# WHAT THE TASK ASKS:
From the records below, return every line containing the word "value".

# DATASET CONTENT:

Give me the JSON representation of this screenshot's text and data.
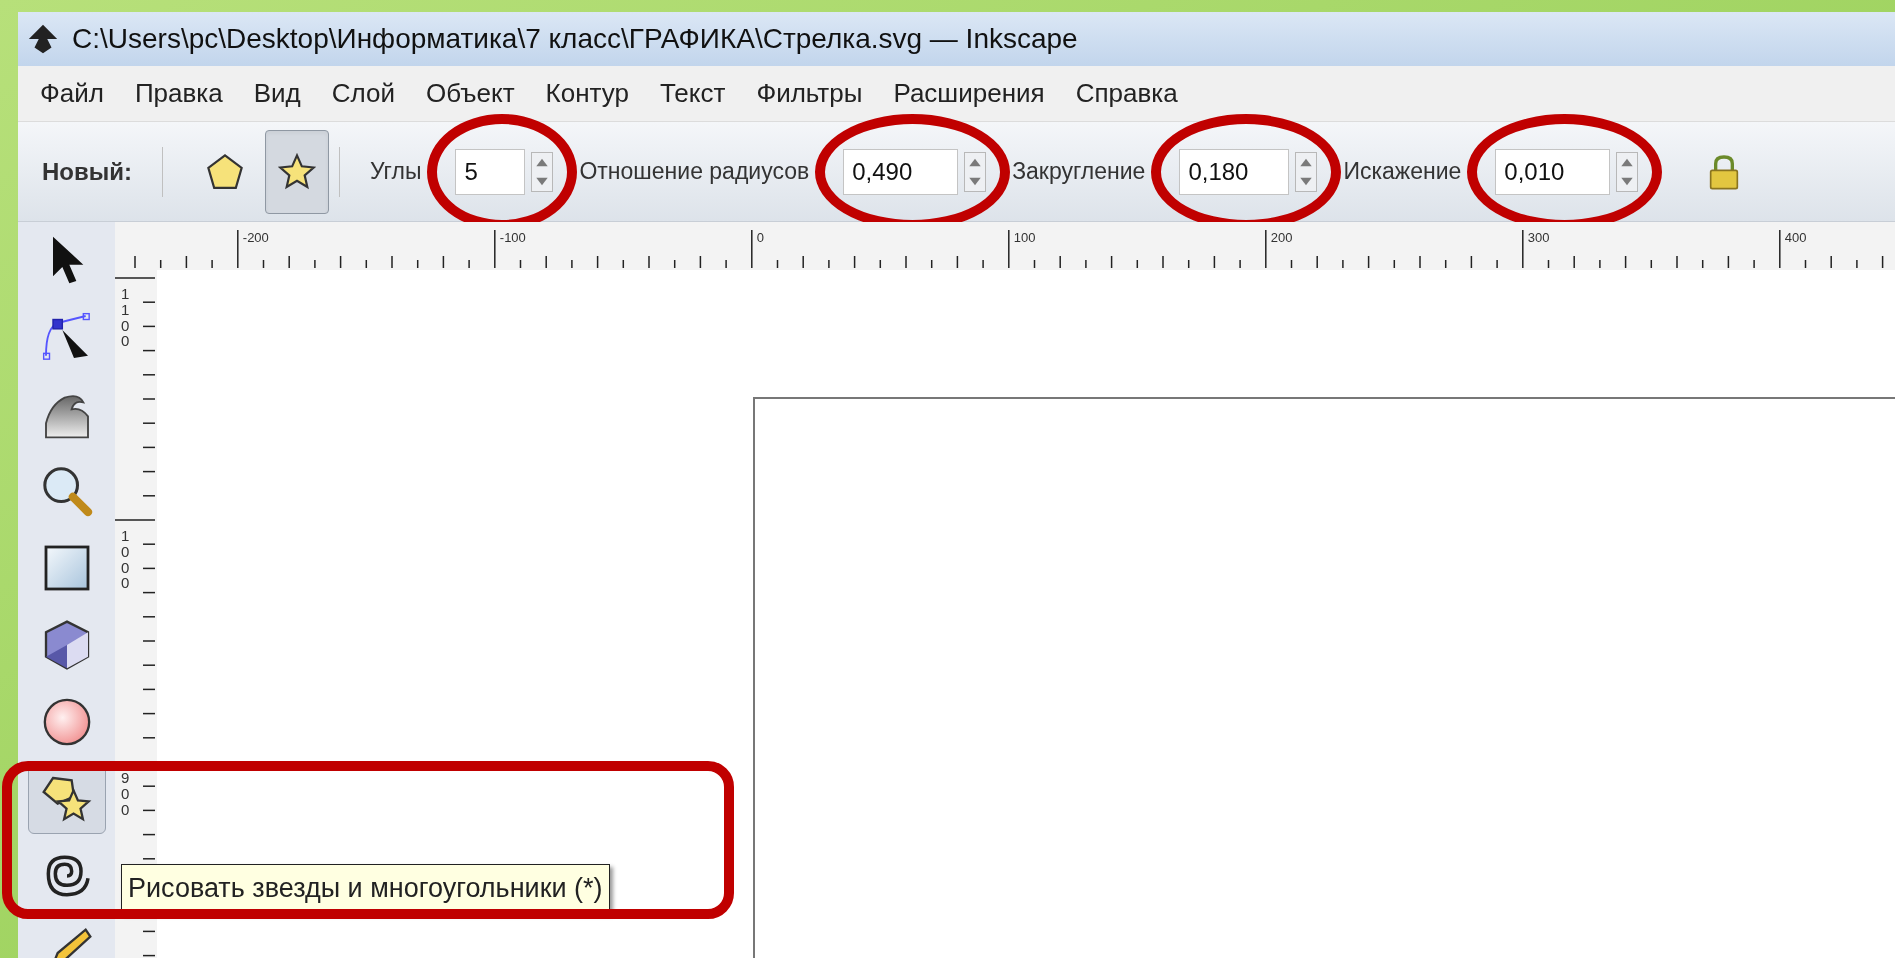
{
  "window": {
    "title": "C:\\Users\\pc\\Desktop\\Информатика\\7 класс\\ГРАФИКА\\Стрелка.svg — Inkscape"
  },
  "menu": [
    "Файл",
    "Правка",
    "Вид",
    "Слой",
    "Объект",
    "Контур",
    "Текст",
    "Фильтры",
    "Расширения",
    "Справка"
  ],
  "toolbar": {
    "label": "Новый:",
    "modes": [
      {
        "kind": "polygon",
        "selected": false
      },
      {
        "kind": "star",
        "selected": true
      }
    ],
    "fields": [
      {
        "label": "Углы",
        "value": "5"
      },
      {
        "label": "Отношение радиусов",
        "value": "0,490"
      },
      {
        "label": "Закругление",
        "value": "0,180"
      },
      {
        "label": "Искажение",
        "value": "0,010"
      }
    ]
  },
  "ruler": {
    "horizontal": [
      "-200",
      "-100",
      "0",
      "100",
      "200",
      "300",
      "400"
    ],
    "vertical": [
      "1100",
      "1000",
      "900"
    ]
  },
  "tools": [
    {
      "kind": "select",
      "selected": false
    },
    {
      "kind": "node",
      "selected": false
    },
    {
      "kind": "tweak",
      "selected": false
    },
    {
      "kind": "zoom",
      "selected": false
    },
    {
      "kind": "rect",
      "selected": false
    },
    {
      "kind": "box3d",
      "selected": false
    },
    {
      "kind": "ellipse",
      "selected": false
    },
    {
      "kind": "star",
      "selected": true
    },
    {
      "kind": "spiral",
      "selected": false
    },
    {
      "kind": "pencil",
      "selected": false
    }
  ],
  "tooltip": "Рисовать звезды и многоугольники (*)"
}
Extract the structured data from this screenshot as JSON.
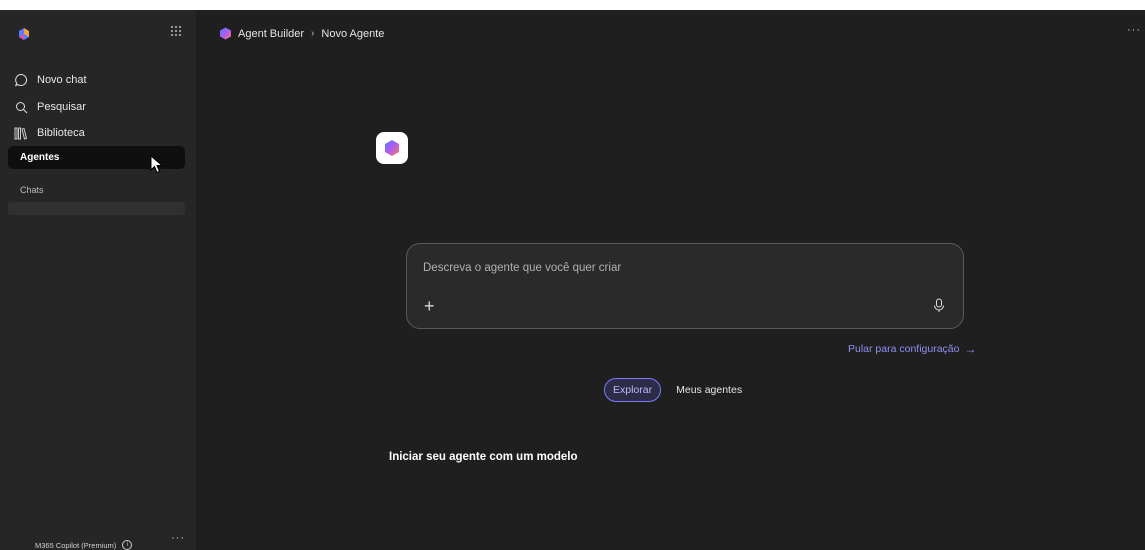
{
  "sidebar": {
    "nav": [
      {
        "label": "Novo chat",
        "icon": "chat-bubble-icon"
      },
      {
        "label": "Pesquisar",
        "icon": "search-icon"
      },
      {
        "label": "Biblioteca",
        "icon": "library-icon"
      }
    ],
    "agents_label": "Agentes",
    "chats_label": "Chats",
    "footer_label": "M365 Copilot (Premium)",
    "more_label": "···",
    "apps_icon": "app-grid-icon"
  },
  "header": {
    "breadcrumb": [
      "Agent Builder",
      "Novo Agente"
    ],
    "separator": "›",
    "more_label": "···"
  },
  "prompt": {
    "placeholder": "Descreva o agente que você quer criar",
    "value": "",
    "add_label": "+"
  },
  "skip_link": {
    "label": "Pular para configuração",
    "arrow": "→"
  },
  "tabs": {
    "explore": "Explorar",
    "mine": "Meus agentes",
    "active": "Explorar"
  },
  "section_title": "Iniciar seu agente com um modelo",
  "colors": {
    "background": "#1f1f1f",
    "sidebar": "#262626",
    "accent": "#7b7bff",
    "link": "#8f8ff5"
  }
}
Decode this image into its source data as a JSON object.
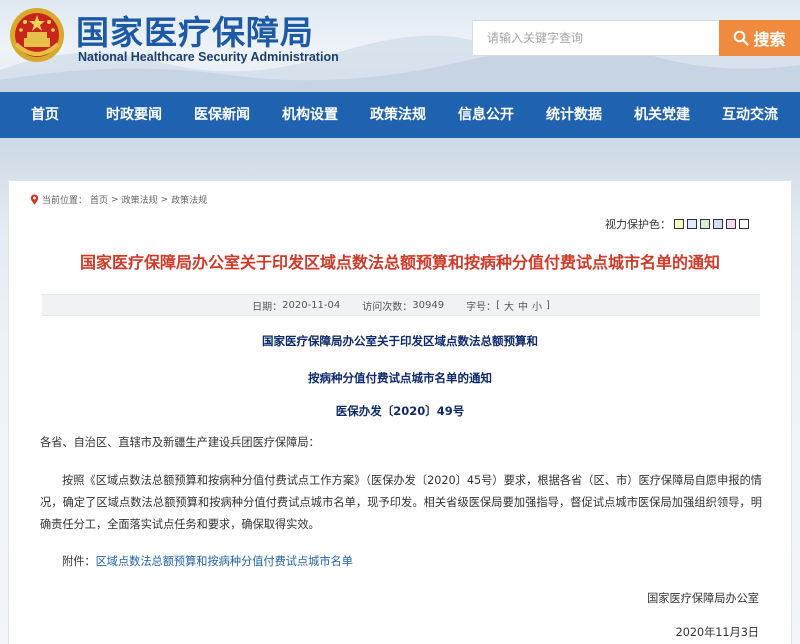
{
  "header": {
    "title": "国家医疗保障局",
    "subtitle": "National Healthcare Security Administration",
    "search_placeholder": "请输入关键字查询",
    "search_button": "搜索"
  },
  "nav": {
    "items": [
      "首页",
      "时政要闻",
      "医保新闻",
      "机构设置",
      "政策法规",
      "信息公开",
      "统计数据",
      "机关党建",
      "互动交流"
    ]
  },
  "breadcrumb": {
    "prefix": "当前位置：",
    "items": [
      "首页",
      "政策法规",
      "政策法规"
    ],
    "separator": ">"
  },
  "eye_protect": {
    "label": "视力保护色：",
    "swatches": [
      "#fff8c6",
      "#d9ecff",
      "#d8eedd",
      "#cfe0f5",
      "#f2d9ee",
      "#ffffff"
    ]
  },
  "article": {
    "title": "国家医疗保障局办公室关于印发区域点数法总额预算和按病种分值付费试点城市名单的通知",
    "meta": {
      "date_label": "日期：",
      "date": "2020-11-04",
      "views_label": "访问次数：",
      "views": "30949",
      "font_label": "字号：",
      "font_open": "[",
      "font_large": "大",
      "font_medium": "中",
      "font_small": "小",
      "font_close": "]"
    },
    "doc_heading_line1": "国家医疗保障局办公室关于印发区域点数法总额预算和",
    "doc_heading_line2": "按病种分值付费试点城市名单的通知",
    "doc_number": "医保办发〔2020〕49号",
    "addressee": "各省、自治区、直辖市及新疆生产建设兵团医疗保障局：",
    "body": "按照《区域点数法总额预算和按病种分值付费试点工作方案》（医保办发〔2020〕45号）要求，根据各省（区、市）医疗保障局自愿申报的情况，确定了区域点数法总额预算和按病种分值付费试点城市名单，现予印发。相关省级医保局要加强指导，督促试点城市医保局加强组织领导，明确责任分工，全面落实试点任务和要求，确保取得实效。",
    "attachment_label": "附件：",
    "attachment_link": "区域点数法总额预算和按病种分值付费试点城市名单",
    "signature_org": "国家医疗保障局办公室",
    "signature_date": "2020年11月3日"
  },
  "colors": {
    "brand_blue": "#1f62b0",
    "title_red": "#d13a28",
    "search_orange": "#f08a3e",
    "heading_navy": "#0e2a6e"
  }
}
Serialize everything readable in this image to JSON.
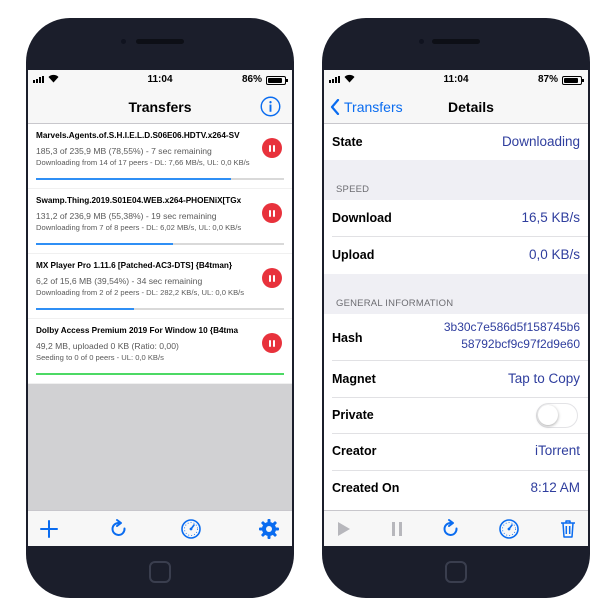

# RESULT FOR THIS TASK:
        "value": "5"
        "value": "0,490"
        "value": "0,180"
        "value": "0,010"
    "value": "",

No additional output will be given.